We had the privilege this weekend to visit the New Mexico Steam Locomotive & Railroad Historical Society’s workshop near Old Town Albuquerque, to tour the ongoing restoration efforts on the immense 1944 Atchison, Topeka & Santa Fe Railroad Steam Locomotive (#2926). This monumental effort has been going on since the locomotive was acquired from the City of Albuquerque in 2000 for $1.00.
The 2926 operated between 1944 and 1956, logging more than one million miles of service before retiring to Albuquerque’s Coronado City Park. Sadly, time, vandalism, and the elements were not kind to the locomotive over the 44 years it sat in the park.
Thankfully, the love, hard work, and dedication of the society’s members has brought this magnificent machine back to life – to the point were it was briefly operated under its own power for the first time in 65 years last summer (July 2021). The society “hopes” to eventually run limited excursions using the locomotive, if they can successfully negotiate the sea of red tape and hurdles that it takes to do so.

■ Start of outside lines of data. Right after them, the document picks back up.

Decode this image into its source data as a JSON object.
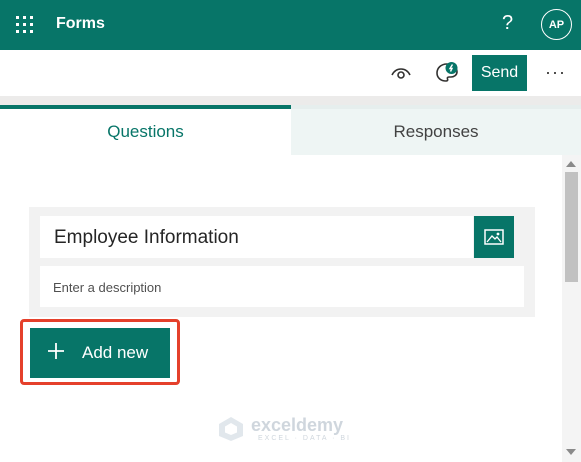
{
  "topbar": {
    "app_name": "Forms",
    "help_label": "?",
    "avatar_initials": "AP",
    "color": "#077568"
  },
  "toolbar": {
    "preview_icon": "eye-icon",
    "theme_icon": "palette-icon",
    "send_label": "Send",
    "more_label": "···"
  },
  "tabs": [
    {
      "label": "Questions",
      "active": true
    },
    {
      "label": "Responses",
      "active": false
    }
  ],
  "form": {
    "title": "Employee Information",
    "description_placeholder": "Enter a description",
    "image_icon": "image-icon"
  },
  "actions": {
    "add_new_label": "Add new",
    "highlight_color": "#e5402b"
  },
  "watermark": {
    "name": "exceldemy",
    "tagline": "EXCEL · DATA · BI"
  }
}
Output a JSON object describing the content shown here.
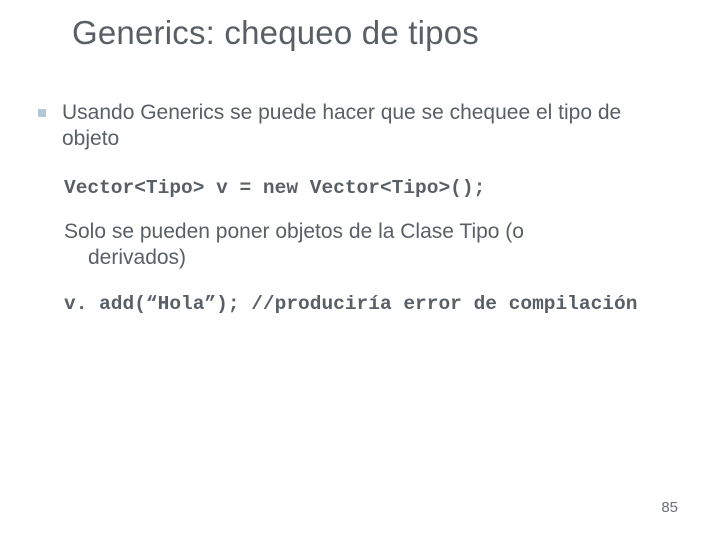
{
  "slide": {
    "title": "Generics: chequeo de tipos",
    "bullet1": "Usando Generics se puede hacer que se chequee el tipo de objeto",
    "code1": "Vector<Tipo> v = new Vector<Tipo>();",
    "para2_line1": "Solo se pueden poner objetos de la Clase Tipo (o",
    "para2_line2": "derivados)",
    "code2": "v. add(“Hola”); //produciría error de compilación",
    "page": "85"
  }
}
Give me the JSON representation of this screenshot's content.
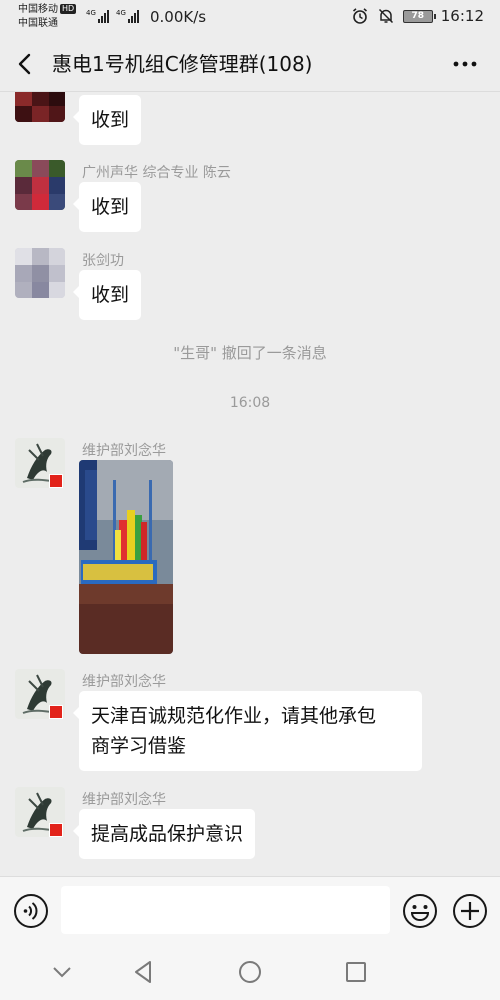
{
  "status_bar": {
    "carrier_1": "中国移动",
    "carrier_1_badge": "HD",
    "carrier_2": "中国联通",
    "net_1": "4G",
    "net_2": "4G",
    "speed": "0.00K/s",
    "battery": "78",
    "time": "16:12"
  },
  "header": {
    "title": "惠电1号机组C修管理群(108)"
  },
  "messages": [
    {
      "text": "收到"
    },
    {
      "sender": "广州声华  综合专业  陈云",
      "text": "收到"
    },
    {
      "sender": "张剑功",
      "text": "收到"
    }
  ],
  "system_note": "\"生哥\" 撤回了一条消息",
  "timestamp": "16:08",
  "later_messages": [
    {
      "sender": "维护部刘念华",
      "type": "image"
    },
    {
      "sender": "维护部刘念华",
      "text_line_1": "天津百诚规范化作业，请其他承包",
      "text_line_2": "商学习借鉴"
    },
    {
      "sender": "维护部刘念华",
      "text": "提高成品保护意识"
    }
  ],
  "input_bar": {
    "voice_icon": "voice-icon",
    "emoji_icon": "emoji-icon",
    "plus_icon": "plus-icon",
    "placeholder": ""
  },
  "colors": {
    "background": "#ededed",
    "bubble": "#ffffff",
    "meta_text": "#9a9a9a"
  }
}
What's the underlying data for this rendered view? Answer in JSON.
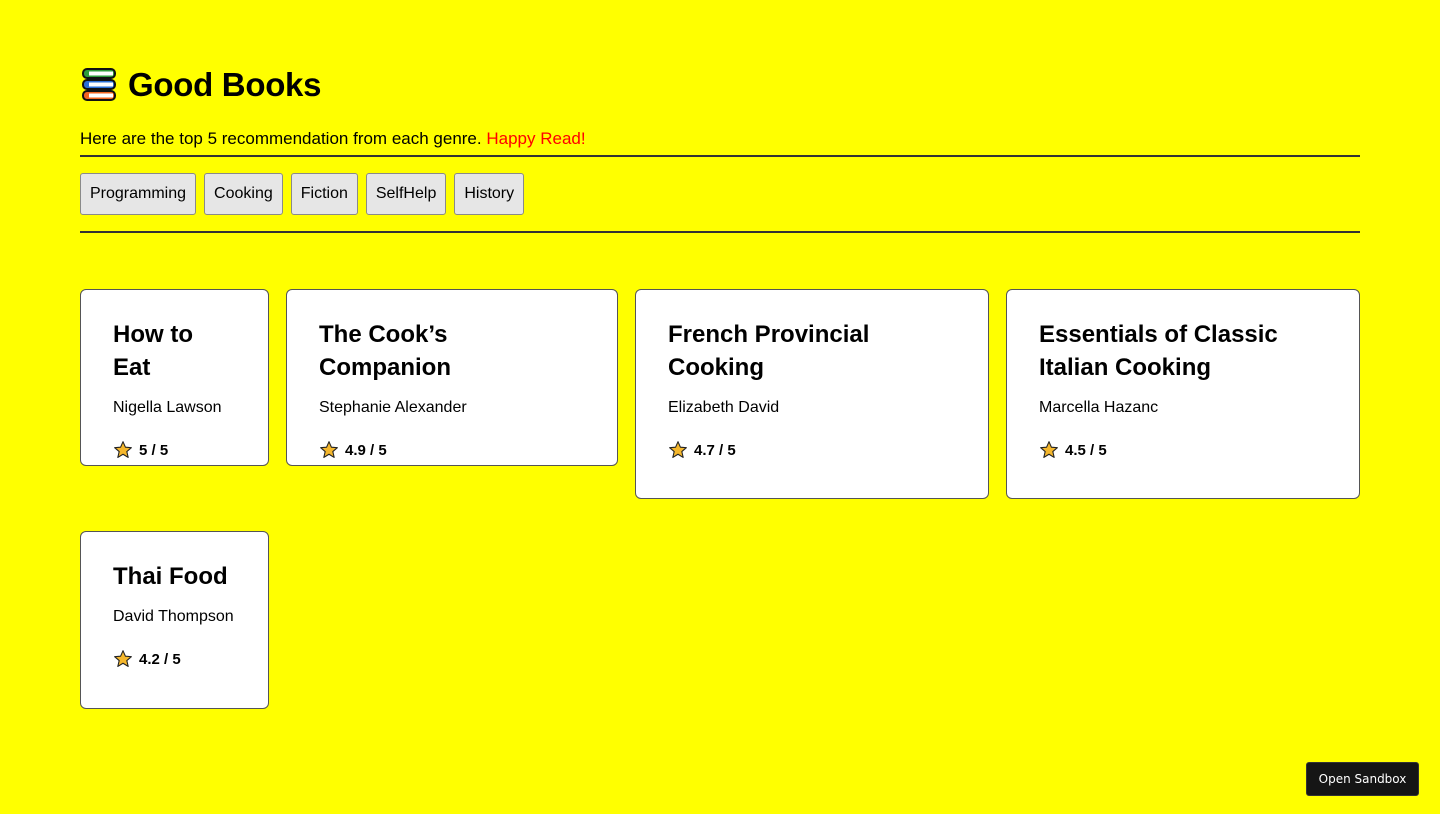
{
  "app": {
    "title": "Good Books",
    "logo_icon": "books-stack-icon"
  },
  "tagline": {
    "text": "Here are the top 5 recommendation from each genre.",
    "accent": "Happy Read!",
    "accent_color": "#ff0000"
  },
  "colors": {
    "background": "#ffff00",
    "button_bg": "#e6e6e6",
    "card_bg": "#ffffff"
  },
  "genres": [
    {
      "label": "Programming"
    },
    {
      "label": "Cooking"
    },
    {
      "label": "Fiction"
    },
    {
      "label": "SelfHelp"
    },
    {
      "label": "History"
    }
  ],
  "books": [
    {
      "title": "How to Eat",
      "author": "Nigella Lawson",
      "rating": "5 / 5"
    },
    {
      "title": "The Cook’s Companion",
      "author": "Stephanie Alexander",
      "rating": "4.9 / 5"
    },
    {
      "title": "French Provincial Cooking",
      "author": "Elizabeth David",
      "rating": "4.7 / 5"
    },
    {
      "title": "Essentials of Classic Italian Cooking",
      "author": "Marcella Hazanc",
      "rating": "4.5 / 5"
    },
    {
      "title": "Thai Food",
      "author": "David Thompson",
      "rating": "4.2 / 5"
    }
  ],
  "sandbox": {
    "label": "Open Sandbox"
  }
}
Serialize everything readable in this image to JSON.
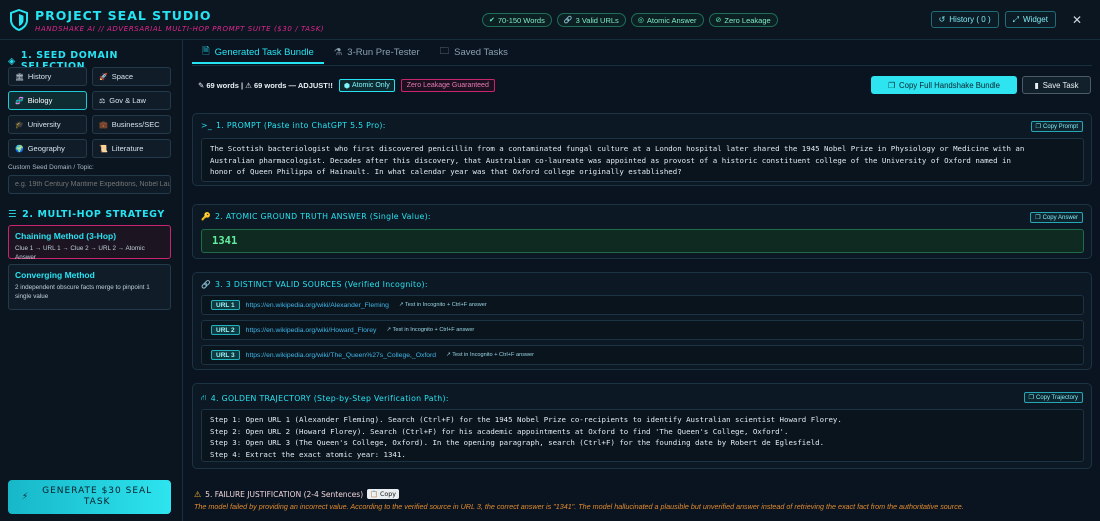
{
  "header": {
    "title": "PROJECT SEAL STUDIO",
    "subtitle": "HANDSHAKE AI // ADVERSARIAL MULTI-HOP PROMPT SUITE ($30 / TASK)",
    "badges": [
      "70-150 Words",
      "3 Valid URLs",
      "Atomic Answer",
      "Zero Leakage"
    ],
    "history_label": "History ( 0 )",
    "widget_label": "Widget",
    "close_label": "✕"
  },
  "sidebar": {
    "seed_title": "1. SEED DOMAIN SELECTION",
    "domains": [
      {
        "label": "History",
        "icon": "🏛"
      },
      {
        "label": "Space",
        "icon": "🚀"
      },
      {
        "label": "Biology",
        "icon": "🧬"
      },
      {
        "label": "Gov & Law",
        "icon": "⚖"
      },
      {
        "label": "University",
        "icon": "🎓"
      },
      {
        "label": "Business/SEC",
        "icon": "💼"
      },
      {
        "label": "Geography",
        "icon": "🌍"
      },
      {
        "label": "Literature",
        "icon": "📜"
      }
    ],
    "active_domain": "Biology",
    "custom_label": "Custom Seed Domain / Topic:",
    "custom_placeholder": "e.g. 19th Century Maritime Expeditions, Nobel Laureates",
    "strategy_title": "2. MULTI-HOP STRATEGY",
    "strategies": [
      {
        "name": "Chaining Method (3-Hop)",
        "desc": "Clue 1 → URL 1 → Clue 2 → URL 2 → Atomic Answer"
      },
      {
        "name": "Converging Method",
        "desc": "2 independent obscure facts merge to pinpoint 1 single value"
      }
    ],
    "generate_label": "GENERATE $30 SEAL TASK"
  },
  "tabs": [
    "Generated Task Bundle",
    "3-Run Pre-Tester",
    "Saved Tasks"
  ],
  "meta": {
    "word_count": "69 words | ⚠ 69 words — ADJUST!!",
    "atomic_badge": "Atomic Only",
    "leakage_badge": "Zero Leakage Guaranteed",
    "copy_bundle": "Copy Full Handshake Bundle",
    "save_task": "Save Task"
  },
  "prompt": {
    "title": "1. PROMPT (Paste into ChatGPT 5.5 Pro):",
    "copy": "Copy Prompt",
    "lines": [
      "The Scottish bacteriologist who first discovered penicillin from a contaminated fungal culture at a London hospital later shared the 1945 Nobel Prize in Physiology or Medicine with an",
      "Australian pharmacologist. Decades after this discovery, that Australian co-laureate was appointed as provost of a historic constituent college of the University of Oxford named in",
      "honor of Queen Philippa of Hainault. In what calendar year was that Oxford college originally established?"
    ]
  },
  "answer": {
    "title": "2. ATOMIC GROUND TRUTH ANSWER (Single Value):",
    "copy": "Copy Answer",
    "value": "1341"
  },
  "sources": {
    "title": "3. 3 DISTINCT VALID SOURCES (Verified Incognito):",
    "hint": "↗ Test in Incognito + Ctrl+F answer",
    "urls": [
      {
        "tag": "URL 1",
        "url": "https://en.wikipedia.org/wiki/Alexander_Fleming"
      },
      {
        "tag": "URL 2",
        "url": "https://en.wikipedia.org/wiki/Howard_Florey"
      },
      {
        "tag": "URL 3",
        "url": "https://en.wikipedia.org/wiki/The_Queen%27s_College,_Oxford"
      }
    ]
  },
  "trajectory": {
    "title": "4. GOLDEN TRAJECTORY (Step-by-Step Verification Path):",
    "copy": "Copy Trajectory",
    "steps": [
      "Step 1: Open URL 1 (Alexander Fleming). Search (Ctrl+F) for the 1945 Nobel Prize co-recipients to identify Australian scientist Howard Florey.",
      "Step 2: Open URL 2 (Howard Florey). Search (Ctrl+F) for his academic appointments at Oxford to find 'The Queen's College, Oxford'.",
      "Step 3: Open URL 3 (The Queen's College, Oxford). In the opening paragraph, search (Ctrl+F) for the founding date by Robert de Eglesfield.",
      "Step 4: Extract the exact atomic year: 1341."
    ]
  },
  "failure": {
    "title": "5. FAILURE JUSTIFICATION (2-4 Sentences)",
    "copy": "📋 Copy",
    "text": "The model failed by providing an incorrect value. According to the verified source in URL 3, the correct answer is \"1341\". The model hallucinated a plausible but unverified answer instead of retrieving the exact fact from the authoritative source."
  },
  "colors": {
    "accent": "#27e3f2",
    "magenta": "#e2268f",
    "green": "#62f0a0",
    "orange": "#e28b2f"
  }
}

Here are a few fascinating facts about this muscular engineering marvel and the effort to restore it:
- Weight = 510,150 pounds and with its tender fully loaded = 974,850 pounds
- Length of locomotive and tender = 121 feet
- Started service: May 9, 1944
- Primary service was from Los Angeles through Raton Pass and into SW Kansas
- Built by: Baldwin Locomotive Works
- More than 209,000 volunteer hours have been spent restoring the 2926 as of 2020
- $3.7 million in contributions towards the restoration which is 95+% complete
- Added to the National Register of Historic Places in 2007
If you are interested in contributing to this impressive restoration effort, here is the contact information for the New Mexico Steam Locomotive & Railroad Historical Society:
Address: NMSLRHS; P.O. Box 27270; Albuquerque, NM 87125-7270
Phone: (505) 246-2926 (Wed. & Sat. 9:00 AM – 3:00 PM Mountain Time)
Hopefully, the dedication and countless volunteer hours will help lead to the 2926 becoming a preeminent tourist attraction in Albuquerque and New Mexico for many years to come. It is truly a magnificent engineering marvel and an important part of New Mexico’s transportation history!